Thursday, May 16, 2013
C.A. Throws Out Multimillion Dollar Verdict in Traffic Fatality
By KENNETH OFGANG, Staff Writer
The Court of Appeal for this district yesterday tossed out a multimillion dollar judgment in favor of a California Highway Patrol officer injured when a vehicle driven by a drug user struck a stopped car on the shoulder of a freeway, causing an explosion that killed the driver of the struck vehicle and left the officer partially paralyzed.
Div. One ruled that the owners of Bert’s Mega Mall, a motorsports dealership, are entitled to a new trial on Anthony Pedeferri’s claim that the dealership’s negligence in securing cargo in the back of Jeremy White’s vehicle caused White to be distracted, resulting in his vehicle careening off the roadway and causing the explosion.
Los Angeles Superior Court Judge Brian M. Hoffstadt, sitting on assignment, said Ventura Superior Court Judge Vincent J. O’Neill Jr. erred in allowing an expert witness for the plaintiffs to testify that White’s consumption of huge quantities of marijuana prior to the collision likely did not contribute to his loss of control of the vehicle. That testimony was based on assumptions not supportable from the record, the appellate panel ruled.
Ventura County Accident
Pedeferri was injured on Dec. 19, 2007 after pulling over an SUV driven by Andreas Parra of Phoenix on the 101 Freeway just south of Padre Canyon Road, north of Ventura. The officer was standing next to the SUV when White’s vehicle hit it.

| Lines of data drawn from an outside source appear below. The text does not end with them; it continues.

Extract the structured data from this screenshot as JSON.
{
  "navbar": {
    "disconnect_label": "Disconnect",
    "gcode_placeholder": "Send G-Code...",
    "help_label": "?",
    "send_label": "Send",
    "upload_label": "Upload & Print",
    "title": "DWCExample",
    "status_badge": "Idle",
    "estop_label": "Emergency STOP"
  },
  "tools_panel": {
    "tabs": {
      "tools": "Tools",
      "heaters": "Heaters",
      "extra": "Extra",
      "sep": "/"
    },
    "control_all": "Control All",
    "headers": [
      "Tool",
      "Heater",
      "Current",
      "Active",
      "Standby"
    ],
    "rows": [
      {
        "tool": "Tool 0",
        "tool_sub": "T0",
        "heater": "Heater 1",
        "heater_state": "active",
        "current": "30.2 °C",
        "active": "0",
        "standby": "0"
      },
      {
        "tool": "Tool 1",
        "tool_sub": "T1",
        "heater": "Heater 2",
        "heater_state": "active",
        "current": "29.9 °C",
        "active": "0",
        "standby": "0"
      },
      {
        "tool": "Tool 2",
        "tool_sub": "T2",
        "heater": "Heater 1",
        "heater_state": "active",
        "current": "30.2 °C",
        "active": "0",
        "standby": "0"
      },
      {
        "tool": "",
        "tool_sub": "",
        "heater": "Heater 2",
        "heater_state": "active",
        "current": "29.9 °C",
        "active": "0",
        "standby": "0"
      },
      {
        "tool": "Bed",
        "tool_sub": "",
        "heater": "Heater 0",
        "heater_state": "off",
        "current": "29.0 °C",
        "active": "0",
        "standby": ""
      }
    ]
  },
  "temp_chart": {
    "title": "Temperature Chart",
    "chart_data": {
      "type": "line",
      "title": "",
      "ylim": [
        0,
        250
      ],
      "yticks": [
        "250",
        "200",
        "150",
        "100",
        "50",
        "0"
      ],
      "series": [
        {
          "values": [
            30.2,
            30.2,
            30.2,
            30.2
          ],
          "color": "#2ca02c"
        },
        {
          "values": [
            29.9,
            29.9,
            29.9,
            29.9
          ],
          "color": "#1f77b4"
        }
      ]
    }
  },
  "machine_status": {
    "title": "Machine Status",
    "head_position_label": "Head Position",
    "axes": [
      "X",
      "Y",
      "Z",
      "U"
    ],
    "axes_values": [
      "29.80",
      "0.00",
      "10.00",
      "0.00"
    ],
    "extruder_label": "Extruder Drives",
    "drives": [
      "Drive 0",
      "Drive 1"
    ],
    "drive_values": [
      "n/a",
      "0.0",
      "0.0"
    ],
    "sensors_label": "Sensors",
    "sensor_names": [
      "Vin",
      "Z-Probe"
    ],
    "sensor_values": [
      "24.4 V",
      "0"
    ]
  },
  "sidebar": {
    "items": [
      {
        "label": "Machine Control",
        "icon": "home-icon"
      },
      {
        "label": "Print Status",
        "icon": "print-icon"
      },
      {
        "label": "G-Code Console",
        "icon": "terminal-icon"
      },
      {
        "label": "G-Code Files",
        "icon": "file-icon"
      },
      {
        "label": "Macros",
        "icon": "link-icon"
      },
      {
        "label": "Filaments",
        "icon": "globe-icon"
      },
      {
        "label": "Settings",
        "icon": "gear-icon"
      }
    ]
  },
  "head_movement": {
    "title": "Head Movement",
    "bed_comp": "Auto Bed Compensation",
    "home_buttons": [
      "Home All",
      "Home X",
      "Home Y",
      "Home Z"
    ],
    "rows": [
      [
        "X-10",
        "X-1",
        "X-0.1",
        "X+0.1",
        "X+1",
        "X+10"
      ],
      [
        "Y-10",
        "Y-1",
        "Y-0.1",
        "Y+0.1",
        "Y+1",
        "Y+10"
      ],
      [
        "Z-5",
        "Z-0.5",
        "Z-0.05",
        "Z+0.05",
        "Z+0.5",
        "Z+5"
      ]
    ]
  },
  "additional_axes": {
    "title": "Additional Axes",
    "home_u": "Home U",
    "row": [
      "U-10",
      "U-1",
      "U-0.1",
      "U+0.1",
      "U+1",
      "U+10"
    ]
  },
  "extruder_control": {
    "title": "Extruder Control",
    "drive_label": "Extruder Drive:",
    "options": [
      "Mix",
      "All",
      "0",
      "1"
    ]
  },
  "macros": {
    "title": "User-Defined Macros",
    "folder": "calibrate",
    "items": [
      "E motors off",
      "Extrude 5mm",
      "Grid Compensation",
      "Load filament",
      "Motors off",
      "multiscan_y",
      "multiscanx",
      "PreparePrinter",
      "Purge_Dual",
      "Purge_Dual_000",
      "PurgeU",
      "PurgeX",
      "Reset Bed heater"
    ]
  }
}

Pedeferri was thrown 78 feet as a result of the impact and was paralyzed from the armpits down. He had surgery the next day and spent eight months in rehabilitation.

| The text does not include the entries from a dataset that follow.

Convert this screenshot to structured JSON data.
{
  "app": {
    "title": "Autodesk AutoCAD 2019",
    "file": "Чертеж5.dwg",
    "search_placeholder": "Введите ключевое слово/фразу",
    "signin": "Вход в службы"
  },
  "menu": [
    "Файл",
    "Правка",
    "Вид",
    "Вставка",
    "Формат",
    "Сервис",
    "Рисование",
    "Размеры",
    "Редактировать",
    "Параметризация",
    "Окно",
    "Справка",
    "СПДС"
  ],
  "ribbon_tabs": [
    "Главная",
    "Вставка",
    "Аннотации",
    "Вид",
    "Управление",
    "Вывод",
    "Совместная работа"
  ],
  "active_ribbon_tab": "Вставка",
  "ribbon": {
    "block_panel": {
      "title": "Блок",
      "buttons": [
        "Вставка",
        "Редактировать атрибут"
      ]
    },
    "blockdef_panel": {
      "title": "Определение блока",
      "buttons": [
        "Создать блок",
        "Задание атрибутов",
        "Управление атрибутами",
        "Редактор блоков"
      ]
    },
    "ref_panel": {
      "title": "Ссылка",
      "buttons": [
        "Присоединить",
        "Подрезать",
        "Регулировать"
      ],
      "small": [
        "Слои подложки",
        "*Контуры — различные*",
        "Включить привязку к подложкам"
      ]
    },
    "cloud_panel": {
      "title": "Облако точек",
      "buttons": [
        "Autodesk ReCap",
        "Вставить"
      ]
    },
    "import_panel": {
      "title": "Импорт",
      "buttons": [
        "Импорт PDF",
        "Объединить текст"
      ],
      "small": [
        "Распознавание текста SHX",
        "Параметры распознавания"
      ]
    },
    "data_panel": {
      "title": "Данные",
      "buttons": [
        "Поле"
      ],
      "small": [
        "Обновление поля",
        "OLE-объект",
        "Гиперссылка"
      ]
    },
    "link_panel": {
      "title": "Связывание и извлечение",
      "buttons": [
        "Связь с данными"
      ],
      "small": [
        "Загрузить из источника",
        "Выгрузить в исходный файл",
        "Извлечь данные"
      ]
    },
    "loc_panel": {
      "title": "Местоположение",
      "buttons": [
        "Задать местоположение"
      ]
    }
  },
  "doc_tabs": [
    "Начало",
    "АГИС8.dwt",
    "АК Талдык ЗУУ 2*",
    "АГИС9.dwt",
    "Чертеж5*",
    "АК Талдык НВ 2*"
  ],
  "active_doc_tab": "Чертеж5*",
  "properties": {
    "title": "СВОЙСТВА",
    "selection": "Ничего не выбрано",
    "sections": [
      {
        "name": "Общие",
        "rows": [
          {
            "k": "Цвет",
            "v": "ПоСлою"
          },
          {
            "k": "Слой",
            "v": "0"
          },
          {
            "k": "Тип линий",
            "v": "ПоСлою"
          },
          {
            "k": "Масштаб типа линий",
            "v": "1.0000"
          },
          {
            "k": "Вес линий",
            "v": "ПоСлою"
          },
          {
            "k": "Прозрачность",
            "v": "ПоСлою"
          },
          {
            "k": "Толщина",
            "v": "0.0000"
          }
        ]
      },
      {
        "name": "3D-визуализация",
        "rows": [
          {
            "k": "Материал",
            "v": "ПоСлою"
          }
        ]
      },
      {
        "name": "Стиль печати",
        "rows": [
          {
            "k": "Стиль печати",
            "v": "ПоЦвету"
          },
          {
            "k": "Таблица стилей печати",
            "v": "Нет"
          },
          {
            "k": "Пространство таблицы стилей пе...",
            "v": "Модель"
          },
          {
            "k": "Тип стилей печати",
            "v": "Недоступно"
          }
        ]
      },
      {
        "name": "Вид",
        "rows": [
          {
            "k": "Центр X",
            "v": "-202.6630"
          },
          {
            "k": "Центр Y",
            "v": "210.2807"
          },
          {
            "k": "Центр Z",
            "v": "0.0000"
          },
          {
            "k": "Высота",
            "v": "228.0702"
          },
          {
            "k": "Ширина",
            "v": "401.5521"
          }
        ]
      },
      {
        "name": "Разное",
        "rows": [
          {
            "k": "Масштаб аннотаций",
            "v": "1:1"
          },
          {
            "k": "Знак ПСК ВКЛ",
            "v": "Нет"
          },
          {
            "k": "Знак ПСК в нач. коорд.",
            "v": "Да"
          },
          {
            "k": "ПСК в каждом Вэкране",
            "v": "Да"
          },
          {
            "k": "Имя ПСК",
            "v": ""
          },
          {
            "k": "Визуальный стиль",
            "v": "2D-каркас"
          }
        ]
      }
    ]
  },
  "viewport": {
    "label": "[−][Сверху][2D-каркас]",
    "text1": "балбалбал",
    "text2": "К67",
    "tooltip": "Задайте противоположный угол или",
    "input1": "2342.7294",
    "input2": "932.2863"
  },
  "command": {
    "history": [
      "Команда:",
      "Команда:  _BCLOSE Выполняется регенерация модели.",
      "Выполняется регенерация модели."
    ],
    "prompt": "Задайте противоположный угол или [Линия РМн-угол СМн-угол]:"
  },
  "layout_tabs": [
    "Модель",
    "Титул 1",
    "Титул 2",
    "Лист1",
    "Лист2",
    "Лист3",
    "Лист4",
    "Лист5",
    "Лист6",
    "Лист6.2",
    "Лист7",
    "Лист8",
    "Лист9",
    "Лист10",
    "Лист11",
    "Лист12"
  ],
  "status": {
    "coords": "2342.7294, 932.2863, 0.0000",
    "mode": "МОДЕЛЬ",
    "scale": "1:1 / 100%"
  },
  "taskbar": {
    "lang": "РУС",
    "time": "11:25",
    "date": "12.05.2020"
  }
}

A competitive road cyclist and triathlete before the incident, he went on to become a world-class paracyclist, competing in last summer’s Paralympics in London.

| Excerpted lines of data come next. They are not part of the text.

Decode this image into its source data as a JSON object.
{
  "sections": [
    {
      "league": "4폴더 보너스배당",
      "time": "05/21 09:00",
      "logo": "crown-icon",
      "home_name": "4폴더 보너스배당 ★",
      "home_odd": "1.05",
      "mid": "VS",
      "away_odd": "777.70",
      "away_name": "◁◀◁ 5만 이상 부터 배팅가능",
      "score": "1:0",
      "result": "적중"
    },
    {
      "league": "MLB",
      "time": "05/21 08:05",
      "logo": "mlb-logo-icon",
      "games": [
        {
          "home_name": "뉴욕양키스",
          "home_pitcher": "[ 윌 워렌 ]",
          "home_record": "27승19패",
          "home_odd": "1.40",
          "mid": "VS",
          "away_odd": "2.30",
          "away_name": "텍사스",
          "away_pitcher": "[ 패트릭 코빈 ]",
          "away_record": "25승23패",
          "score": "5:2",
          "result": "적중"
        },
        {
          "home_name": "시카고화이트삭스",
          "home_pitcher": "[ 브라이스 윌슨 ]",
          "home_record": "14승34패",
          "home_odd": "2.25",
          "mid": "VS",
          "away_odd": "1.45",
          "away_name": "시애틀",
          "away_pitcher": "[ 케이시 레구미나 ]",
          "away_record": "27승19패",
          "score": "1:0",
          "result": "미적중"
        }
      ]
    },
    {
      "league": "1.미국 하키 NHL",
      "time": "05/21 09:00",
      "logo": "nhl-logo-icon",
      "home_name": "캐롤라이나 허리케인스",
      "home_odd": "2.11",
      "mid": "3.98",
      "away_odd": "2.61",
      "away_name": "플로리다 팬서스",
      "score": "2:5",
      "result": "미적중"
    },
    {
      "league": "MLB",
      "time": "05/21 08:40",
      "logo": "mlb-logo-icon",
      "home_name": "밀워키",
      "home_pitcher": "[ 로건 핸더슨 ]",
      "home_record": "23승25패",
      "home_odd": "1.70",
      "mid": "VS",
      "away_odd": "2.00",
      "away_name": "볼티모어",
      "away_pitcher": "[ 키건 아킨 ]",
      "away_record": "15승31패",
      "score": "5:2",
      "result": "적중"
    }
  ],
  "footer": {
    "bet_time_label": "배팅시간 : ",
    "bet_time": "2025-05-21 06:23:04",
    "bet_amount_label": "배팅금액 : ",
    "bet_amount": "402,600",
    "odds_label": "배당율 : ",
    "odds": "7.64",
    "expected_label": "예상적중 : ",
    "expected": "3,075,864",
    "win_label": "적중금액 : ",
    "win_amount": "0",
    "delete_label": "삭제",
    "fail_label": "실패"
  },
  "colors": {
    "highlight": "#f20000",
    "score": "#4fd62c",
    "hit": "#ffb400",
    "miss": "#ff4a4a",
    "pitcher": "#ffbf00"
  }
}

White was convicted of vehicular manslaughter while intoxicated and sentenced to 15 years in prison. Pedeferri, his wife, and Parra’s parents, sued White, as well as Bert’s, which had secured White’s newly purchased dirt bank along with a bike belonging to his friend and passenger Brian Kinsler
White testified that he felt and saw the bikes “hopping around” in the bed of his truck, moving from side to side and forward and back, before he heard a pop. He then looked over his left shoulder, then his right, without braking, steering the truck slightly to the right and into Parra’s vehicle.
He admitted having smoked three “bowls” of marijuana, as well as consuming a marijuana cookie and part of a marijuana cake and drinking an eight-ounce marijuana tea in the previous 24 hours. Two pounds of the drug were in the truck’s toolbox.
He tested positive for Paxil, Soma, Vicodin, Ecstasy and cocaine.
O’Neill allowed the plaintiff’s toxicology expert to testify that White was a “chronic user” of marijuana and thus unlikely to have been impaired at the time of the event. The judge excluded evidence regarding the other drugs, finding that in the absence of evidence regarding the quantities consumed, testimony about those substances would be more prejudicial than probative.
Jurors found White 67 percent responsible and Bert’s 33 percent responsible for the collision, and fixed damages at $49.6 million for all plaintiffs. O’Neill subsequently found the damages verdict to be excessive and likely an impassioned response to White’s drug use, and granted remittiturs, which plaintiffs accepted.
Judgment was entered against White for $14.84 million; against Bert’s for $7.3 million; and against both defendants jointly and severally for $13.01 million.
Hoffstadt, writing for the Court of Appeal, rejected Bert’s contention that it fulfilled its duty in the matter by securing the cargo in a manner sufficient to keep it from falling out of the truck, and had no duty to make it so secure it would not distract the driver.
“This is too fine a hair to split,” the jurist wrote. “A driver can be distracted by negligently loaded or secured cargo when it remains in the vehicle as well as when it falls out.”
Good Public Policy
Public policy, Hoffstadt concluded, supports imposing a duty on commercial vendors “to carefully load and secure cargo, with resulting liability for the negligent discharge of that duty. Imposing such a duty, he wrote, will discourage negligence, will not subject vendors to a liability that they cannot insure against, and will not be unduly burdensome to the vendors.
Hoffstadt went on, however, to conclude that it was prejudicial error to admit the toxicologist’s opinion regarding White’s impairment.
While White had used marijuana heavily right before the accident, there was little evidence that he was a chronic user, and no evidence at all that he had habitually driven while intoxicated, the judge noted. And the error was prejudicial to Bert’s because it was likely that jurors would have attributed a greater percentage of fault to White if they had not heard the testimony, Hoffstadt said.
The case is Pedeferri v. Seidner Enterprises, 13 S.O.S. 2465.
Copyright 2013, Metropolitan News Company